When decoding video it is common that the next macroblock to be decoded will look somewhat like the surrounding macroblocks. H.264 decodes macroblocks in so called ``scan'' order, i.e. do the first row, left to right, then move on to the next row and repeat. Imagine a scene with a large section of sky covering the top half of the frame. A good guess to the content of the next macroblock might be the shade of blue that is directly surrounding it (from the already decoded macroblocks above and to the left). So we guess that the macroblock we're encoding is blue, then code the difference between that and the actual colour values. If our macroblock is close to the prediction, which it usually is, then we don't need to code much at all. This is for the most part how intra coding works. The name comes from the fact that no data outside of the current picture is accessed, as opposed to inter coding that looks at the previous and future frames to help compression.
MBAFF changes which neighbours need to be referenced when predicting the next macroblock. This means that it's not usually just the top and left macroblocks that the pixels for intra prediction come from.

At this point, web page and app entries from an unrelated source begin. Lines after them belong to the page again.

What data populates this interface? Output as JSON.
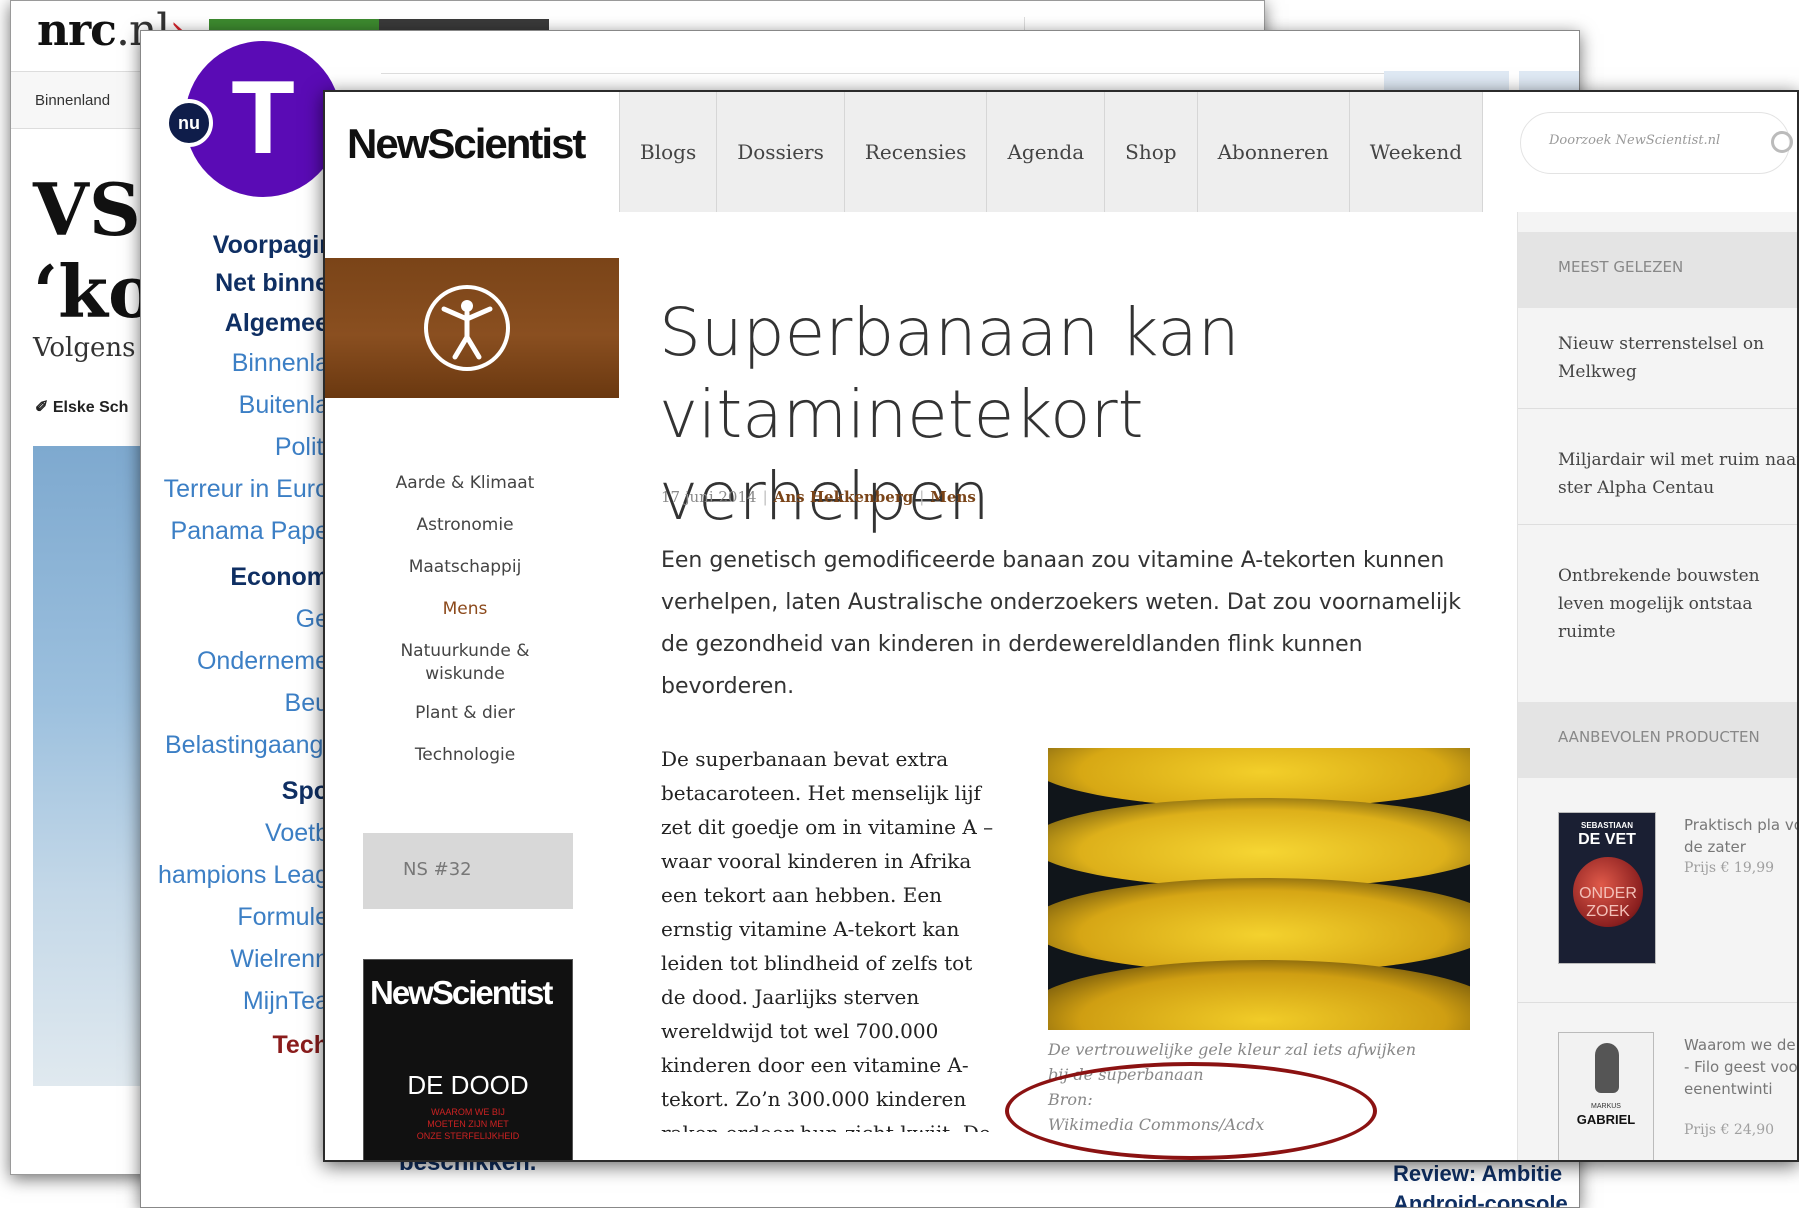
{
  "nrc": {
    "logo_name": "nrc",
    "logo_tld": ".nl",
    "logo_caret": "›",
    "nav_item": "Binnenland",
    "headline": "VS l\n‘ko",
    "lede": "Volgens",
    "author": "✐ Elske Sch"
  },
  "nu": {
    "badge": "nu",
    "logo_letter": "T",
    "menu": [
      {
        "label": "Voorpagir",
        "style": "strong"
      },
      {
        "label": "Net binne",
        "style": "strong"
      },
      {
        "label": "Algemee",
        "style": "strong"
      },
      {
        "label": "Binnenla",
        "style": "link"
      },
      {
        "label": "Buitenla",
        "style": "link"
      },
      {
        "label": "Politi",
        "style": "link"
      },
      {
        "label": "Terreur in Euro",
        "style": "link"
      },
      {
        "label": "Panama Pape",
        "style": "link"
      },
      {
        "label": "Econom",
        "style": "strong"
      },
      {
        "label": "Ge",
        "style": "link"
      },
      {
        "label": "Onderneme",
        "style": "link"
      },
      {
        "label": "Beu",
        "style": "link"
      },
      {
        "label": "Belastingaangi",
        "style": "link"
      },
      {
        "label": "Spo",
        "style": "strong"
      },
      {
        "label": "Voetb",
        "style": "link"
      },
      {
        "label": "hampions Leag",
        "style": "link"
      },
      {
        "label": "Formule",
        "style": "link"
      },
      {
        "label": "Wielrenn",
        "style": "link"
      },
      {
        "label": "MijnTea",
        "style": "link"
      },
      {
        "label": "Tech",
        "style": "tech"
      }
    ],
    "body_fragment": "beschikken.",
    "review_line1": "Review: Ambitie",
    "review_line2": "Android-console"
  },
  "ns": {
    "logo": "NewScientist",
    "nav": [
      "Blogs",
      "Dossiers",
      "Recensies",
      "Agenda",
      "Shop",
      "Abonneren",
      "Weekend"
    ],
    "search_placeholder": "Doorzoek NewScientist.nl",
    "categories": [
      {
        "label": "Aarde & Klimaat",
        "active": false
      },
      {
        "label": "Astronomie",
        "active": false
      },
      {
        "label": "Maatschappij",
        "active": false
      },
      {
        "label": "Mens",
        "active": true
      },
      {
        "label": "Natuurkunde &\nwiskunde",
        "active": false
      },
      {
        "label": "Plant & dier",
        "active": false
      },
      {
        "label": "Technologie",
        "active": false
      }
    ],
    "issue_label": "NS #32",
    "magazine": {
      "logo": "NewScientist",
      "title": "DE DOOD",
      "subtitle": "WAAROM WE BIJ\nMOETEN ZIJN MET\nONZE STERFELIJKHEID"
    },
    "article": {
      "title": "Superbanaan kan vitaminetekort verhelpen",
      "date": "17 juni 2014",
      "author": "Ans Hekkenberg",
      "category": "Mens",
      "intro": "Een genetisch gemodificeerde banaan zou vitamine A-tekorten kunnen verhelpen, laten Australische onderzoekers weten. Dat zou voornamelijk de gezondheid van kinderen in derdewereldlanden flink kunnen bevorderen.",
      "body": "De superbanaan bevat extra betacaroteen. Het menselijk lijf zet dit goedje om in vitamine A – waar vooral kinderen in Afrika een tekort aan hebben. Een ernstig vitamine A-tekort kan leiden tot blindheid of zelfs tot de dood. Jaarlijks sterven wereldwijd tot wel 700.000 kinderen door een vitamine A-tekort. Zo’n 300.000 kinderen raken erdoor hun zicht kwijt. De onderzoekers",
      "caption": "De vertrouwelijke gele kleur zal iets afwijken bij de superbanaan",
      "source_label": "Bron:",
      "source": "Wikimedia Commons/Acdx"
    },
    "sidebar": {
      "most_read_heading": "MEEST GELEZEN",
      "most_read": [
        "Nieuw sterrenstelsel on Melkweg",
        "Miljardair wil met ruim naar ster Alpha Centau",
        "Ontbrekende bouwsten leven mogelijk ontstaa ruimte"
      ],
      "products_heading": "AANBEVOLEN PRODUCTEN",
      "products": [
        {
          "title": "Praktisch pla voor de zater",
          "price": "Prijs € 19,99",
          "cover_author": "SEBASTIAAN",
          "cover_title": "DE VET",
          "cover_sub": "ONDER ZOEK"
        },
        {
          "title": "Waarom we denken - Filo geest voor d eenentwinti",
          "price": "Prijs € 24,90",
          "cover_author": "MARKUS",
          "cover_title": "GABRIEL"
        }
      ]
    },
    "colors": {
      "accent_brown": "#8c4a1c",
      "annotation_red": "#8b1212",
      "nu_purple": "#5a0bb5"
    }
  }
}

The rules for which macroblock to reference are fairly convoluted, but do make sense from a compression point of view. I have several pages of diagrams trying to make sense of it!